The white marble counters and traditional French dishes like tarte flambé with caramelized onion and crème fraîche make this cafe and wine bar feel more fifth arrondissement than downtown San Diego. On the wrap-around patio, dogs are given bowls of Trader Joe’s treats. Seventy-five percent of the staff volunteers at animal-rights agencies.
This casual new restaurant from the owners of Whisknladle serves house-cured meats and antipasti, plus dishes for takeout like heirloom tomato lasagna with fresh ricotta. Dogs are welcome at the outdoor tables and given snacks like house-cured Niman Ranch bacon.
The pedestrian walkway on the Golden Gate Bridge and the historic streetcars are a few of the Bay Area’s iconic attractions that allow dogs. So, too, do a stellar pizza joint run by an F&W Best New Chef and a boutique hotel that supports a local dog rescue program.
F&W Best New Chef 2001Craig Stoll sources local ingredients like broccoli raab for his superbly charred thin-crust pizza. The sidewalk tables at both the Mission District and Pacific Heights locations allow dogs.
Dog-Friendly San Francisco: Taylor’s Automatic Refresher
Brothers Joel and Duncan Gott’s original diner on Highway 29 in Napa Valley gained fame for its outrageously good burgers made with Niman Ranch beef, hand-scooped milkshakes and cool retro-styling. Their Ferry Building outpost offers all of the above, plus a dog-friendly patio facing west for superb sunset views off the Bay.

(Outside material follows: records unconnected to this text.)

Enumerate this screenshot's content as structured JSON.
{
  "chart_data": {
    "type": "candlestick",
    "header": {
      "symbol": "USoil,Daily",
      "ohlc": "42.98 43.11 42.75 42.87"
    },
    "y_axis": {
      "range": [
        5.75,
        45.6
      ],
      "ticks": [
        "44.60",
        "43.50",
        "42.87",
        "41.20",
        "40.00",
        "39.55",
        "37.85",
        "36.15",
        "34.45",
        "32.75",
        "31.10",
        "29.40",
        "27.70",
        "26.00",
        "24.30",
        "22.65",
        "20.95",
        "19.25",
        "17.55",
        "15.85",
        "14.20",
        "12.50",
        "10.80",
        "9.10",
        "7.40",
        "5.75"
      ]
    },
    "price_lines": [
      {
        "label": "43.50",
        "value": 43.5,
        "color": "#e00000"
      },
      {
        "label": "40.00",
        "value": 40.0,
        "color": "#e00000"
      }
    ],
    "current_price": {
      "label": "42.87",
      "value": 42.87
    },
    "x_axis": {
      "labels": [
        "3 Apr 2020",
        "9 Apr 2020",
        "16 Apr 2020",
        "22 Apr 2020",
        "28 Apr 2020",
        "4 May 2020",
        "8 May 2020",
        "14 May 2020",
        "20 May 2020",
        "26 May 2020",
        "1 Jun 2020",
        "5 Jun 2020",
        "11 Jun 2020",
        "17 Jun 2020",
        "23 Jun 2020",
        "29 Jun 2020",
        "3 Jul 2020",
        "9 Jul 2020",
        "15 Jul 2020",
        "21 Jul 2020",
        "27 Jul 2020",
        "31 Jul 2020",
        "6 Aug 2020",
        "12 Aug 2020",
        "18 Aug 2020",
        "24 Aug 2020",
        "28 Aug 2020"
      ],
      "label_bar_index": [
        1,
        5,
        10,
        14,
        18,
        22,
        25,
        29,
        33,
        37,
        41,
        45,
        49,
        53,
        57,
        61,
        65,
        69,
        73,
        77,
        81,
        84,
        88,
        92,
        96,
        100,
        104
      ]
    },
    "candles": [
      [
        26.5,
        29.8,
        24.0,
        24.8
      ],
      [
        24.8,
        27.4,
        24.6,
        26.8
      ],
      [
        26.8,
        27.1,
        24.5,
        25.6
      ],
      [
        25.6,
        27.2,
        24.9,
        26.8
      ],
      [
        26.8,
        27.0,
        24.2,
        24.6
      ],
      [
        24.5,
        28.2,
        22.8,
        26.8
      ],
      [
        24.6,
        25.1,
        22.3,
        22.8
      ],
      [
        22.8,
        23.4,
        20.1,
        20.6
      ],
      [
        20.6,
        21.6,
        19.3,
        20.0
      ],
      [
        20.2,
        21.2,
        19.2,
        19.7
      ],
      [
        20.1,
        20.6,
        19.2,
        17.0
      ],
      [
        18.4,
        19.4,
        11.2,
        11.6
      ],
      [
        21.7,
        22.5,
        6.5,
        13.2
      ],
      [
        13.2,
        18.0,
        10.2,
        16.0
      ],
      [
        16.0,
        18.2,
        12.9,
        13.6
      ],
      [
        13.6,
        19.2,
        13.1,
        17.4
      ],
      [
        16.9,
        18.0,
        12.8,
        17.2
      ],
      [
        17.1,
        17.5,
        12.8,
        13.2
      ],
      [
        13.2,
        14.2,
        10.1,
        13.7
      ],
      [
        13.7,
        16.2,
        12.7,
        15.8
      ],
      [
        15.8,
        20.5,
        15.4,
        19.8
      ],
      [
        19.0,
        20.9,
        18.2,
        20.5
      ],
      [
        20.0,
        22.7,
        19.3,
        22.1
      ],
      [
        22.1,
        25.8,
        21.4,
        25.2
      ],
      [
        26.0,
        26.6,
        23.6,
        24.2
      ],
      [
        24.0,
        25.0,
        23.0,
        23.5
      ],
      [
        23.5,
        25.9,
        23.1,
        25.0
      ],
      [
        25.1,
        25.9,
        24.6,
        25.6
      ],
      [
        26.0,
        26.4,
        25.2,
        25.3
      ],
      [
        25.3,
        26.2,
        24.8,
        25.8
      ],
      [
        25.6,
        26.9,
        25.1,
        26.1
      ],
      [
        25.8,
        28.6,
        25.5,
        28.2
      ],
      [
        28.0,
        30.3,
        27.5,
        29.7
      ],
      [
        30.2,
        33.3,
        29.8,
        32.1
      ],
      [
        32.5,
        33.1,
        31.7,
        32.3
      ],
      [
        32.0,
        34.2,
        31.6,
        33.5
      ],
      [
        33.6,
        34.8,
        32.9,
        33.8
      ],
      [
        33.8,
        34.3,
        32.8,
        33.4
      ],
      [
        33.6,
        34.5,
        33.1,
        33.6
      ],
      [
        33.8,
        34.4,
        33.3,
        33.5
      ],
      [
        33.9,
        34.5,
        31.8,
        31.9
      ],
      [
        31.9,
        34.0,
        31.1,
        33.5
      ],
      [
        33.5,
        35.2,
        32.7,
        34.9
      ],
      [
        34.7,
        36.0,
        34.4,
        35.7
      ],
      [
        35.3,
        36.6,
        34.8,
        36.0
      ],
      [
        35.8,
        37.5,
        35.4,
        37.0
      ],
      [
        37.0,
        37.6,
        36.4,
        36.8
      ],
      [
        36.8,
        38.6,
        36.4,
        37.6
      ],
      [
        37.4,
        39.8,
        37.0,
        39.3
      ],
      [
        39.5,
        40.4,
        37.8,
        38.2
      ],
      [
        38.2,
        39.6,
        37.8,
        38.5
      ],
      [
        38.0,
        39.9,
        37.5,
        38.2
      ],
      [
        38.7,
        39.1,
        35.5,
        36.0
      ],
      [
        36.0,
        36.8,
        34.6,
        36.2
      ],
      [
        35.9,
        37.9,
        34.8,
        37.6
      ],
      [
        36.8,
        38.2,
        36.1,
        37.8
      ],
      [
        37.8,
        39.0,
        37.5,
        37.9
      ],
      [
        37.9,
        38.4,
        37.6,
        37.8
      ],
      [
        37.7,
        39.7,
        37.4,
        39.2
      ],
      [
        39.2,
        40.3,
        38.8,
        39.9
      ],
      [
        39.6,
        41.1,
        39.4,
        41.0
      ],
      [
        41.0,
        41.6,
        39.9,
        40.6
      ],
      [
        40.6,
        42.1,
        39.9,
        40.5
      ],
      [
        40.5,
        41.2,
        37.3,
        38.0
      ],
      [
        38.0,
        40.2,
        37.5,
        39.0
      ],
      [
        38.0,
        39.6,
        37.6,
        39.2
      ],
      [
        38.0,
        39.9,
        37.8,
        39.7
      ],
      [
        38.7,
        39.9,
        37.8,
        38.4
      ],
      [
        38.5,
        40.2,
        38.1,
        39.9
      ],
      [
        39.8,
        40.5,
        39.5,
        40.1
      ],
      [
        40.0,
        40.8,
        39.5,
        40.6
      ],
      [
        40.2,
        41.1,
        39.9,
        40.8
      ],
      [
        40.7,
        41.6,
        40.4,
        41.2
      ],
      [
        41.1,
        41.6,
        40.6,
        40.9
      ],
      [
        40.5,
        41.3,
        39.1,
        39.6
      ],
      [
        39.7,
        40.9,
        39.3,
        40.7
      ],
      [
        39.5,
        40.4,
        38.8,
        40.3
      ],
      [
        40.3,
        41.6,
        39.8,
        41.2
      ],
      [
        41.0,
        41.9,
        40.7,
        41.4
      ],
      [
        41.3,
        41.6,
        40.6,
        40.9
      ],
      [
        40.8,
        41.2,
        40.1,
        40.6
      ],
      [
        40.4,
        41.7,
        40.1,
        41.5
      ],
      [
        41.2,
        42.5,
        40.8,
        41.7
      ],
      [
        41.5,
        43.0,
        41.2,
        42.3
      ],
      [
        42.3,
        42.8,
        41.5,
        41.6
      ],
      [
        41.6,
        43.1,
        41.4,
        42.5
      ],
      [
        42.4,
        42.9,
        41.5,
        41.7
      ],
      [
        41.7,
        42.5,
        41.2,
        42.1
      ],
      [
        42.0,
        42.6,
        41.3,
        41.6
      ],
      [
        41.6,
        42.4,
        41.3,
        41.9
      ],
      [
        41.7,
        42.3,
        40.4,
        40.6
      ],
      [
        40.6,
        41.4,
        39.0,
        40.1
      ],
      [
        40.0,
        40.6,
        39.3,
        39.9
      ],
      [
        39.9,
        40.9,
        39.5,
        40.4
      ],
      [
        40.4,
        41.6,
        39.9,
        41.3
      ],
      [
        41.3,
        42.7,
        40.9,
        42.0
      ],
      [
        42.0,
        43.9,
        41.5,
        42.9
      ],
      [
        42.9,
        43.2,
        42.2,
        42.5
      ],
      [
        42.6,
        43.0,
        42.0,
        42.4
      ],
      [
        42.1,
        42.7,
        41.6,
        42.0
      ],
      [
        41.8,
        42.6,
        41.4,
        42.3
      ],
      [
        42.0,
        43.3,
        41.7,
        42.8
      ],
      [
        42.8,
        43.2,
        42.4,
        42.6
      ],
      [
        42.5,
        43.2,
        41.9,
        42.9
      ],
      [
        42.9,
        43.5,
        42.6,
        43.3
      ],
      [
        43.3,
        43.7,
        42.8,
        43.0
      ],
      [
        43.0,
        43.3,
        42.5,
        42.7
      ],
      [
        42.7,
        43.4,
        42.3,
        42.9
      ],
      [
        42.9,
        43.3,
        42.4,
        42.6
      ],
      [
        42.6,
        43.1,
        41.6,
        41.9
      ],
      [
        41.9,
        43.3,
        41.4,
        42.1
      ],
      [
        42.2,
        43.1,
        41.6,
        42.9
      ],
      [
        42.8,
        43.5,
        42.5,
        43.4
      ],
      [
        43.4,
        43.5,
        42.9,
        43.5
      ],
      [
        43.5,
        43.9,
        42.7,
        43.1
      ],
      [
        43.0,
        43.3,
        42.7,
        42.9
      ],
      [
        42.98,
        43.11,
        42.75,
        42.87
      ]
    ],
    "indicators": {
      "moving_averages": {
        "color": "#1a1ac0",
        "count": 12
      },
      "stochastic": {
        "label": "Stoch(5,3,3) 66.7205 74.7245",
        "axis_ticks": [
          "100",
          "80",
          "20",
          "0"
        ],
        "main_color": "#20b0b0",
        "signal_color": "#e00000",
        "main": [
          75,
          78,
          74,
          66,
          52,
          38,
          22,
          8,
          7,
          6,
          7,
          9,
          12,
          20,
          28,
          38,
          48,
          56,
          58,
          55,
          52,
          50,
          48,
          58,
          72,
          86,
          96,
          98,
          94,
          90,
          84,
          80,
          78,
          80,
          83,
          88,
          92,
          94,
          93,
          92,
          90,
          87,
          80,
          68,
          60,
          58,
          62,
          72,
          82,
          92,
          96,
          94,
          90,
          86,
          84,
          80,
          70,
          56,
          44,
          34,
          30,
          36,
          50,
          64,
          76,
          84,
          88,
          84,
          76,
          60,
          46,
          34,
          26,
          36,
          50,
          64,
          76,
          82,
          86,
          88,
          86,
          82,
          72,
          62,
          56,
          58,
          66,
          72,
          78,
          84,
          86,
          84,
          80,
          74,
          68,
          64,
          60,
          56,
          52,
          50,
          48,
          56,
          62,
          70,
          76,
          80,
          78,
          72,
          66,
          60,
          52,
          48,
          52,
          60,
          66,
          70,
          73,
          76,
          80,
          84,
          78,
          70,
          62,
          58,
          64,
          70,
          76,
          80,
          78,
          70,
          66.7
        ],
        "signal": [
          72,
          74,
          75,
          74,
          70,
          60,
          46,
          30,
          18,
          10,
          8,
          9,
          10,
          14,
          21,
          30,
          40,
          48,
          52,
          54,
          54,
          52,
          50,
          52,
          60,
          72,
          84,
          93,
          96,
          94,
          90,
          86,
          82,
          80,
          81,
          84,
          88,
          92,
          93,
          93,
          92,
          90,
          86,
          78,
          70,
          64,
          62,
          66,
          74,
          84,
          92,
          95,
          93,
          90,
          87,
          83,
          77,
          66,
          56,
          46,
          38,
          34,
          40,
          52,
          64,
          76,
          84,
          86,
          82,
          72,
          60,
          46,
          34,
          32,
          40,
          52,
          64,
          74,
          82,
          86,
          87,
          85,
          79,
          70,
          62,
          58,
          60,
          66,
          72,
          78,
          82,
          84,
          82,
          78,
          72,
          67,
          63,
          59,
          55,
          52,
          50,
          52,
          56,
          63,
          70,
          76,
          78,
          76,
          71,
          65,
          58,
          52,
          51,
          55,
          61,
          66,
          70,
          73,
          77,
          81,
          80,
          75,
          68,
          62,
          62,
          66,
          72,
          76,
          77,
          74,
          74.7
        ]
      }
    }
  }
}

Dogs are a common sight at the 20-seat sidewalk dining area—in part because Tartine Bakery is so close to Dolores Park, where dogs can go off-leash. Husband-and-wife team Chad Robertson and Elisabeth Prueitt prepare buttery scones and luxe pressed sandwiches like the melty Gruyère with ham.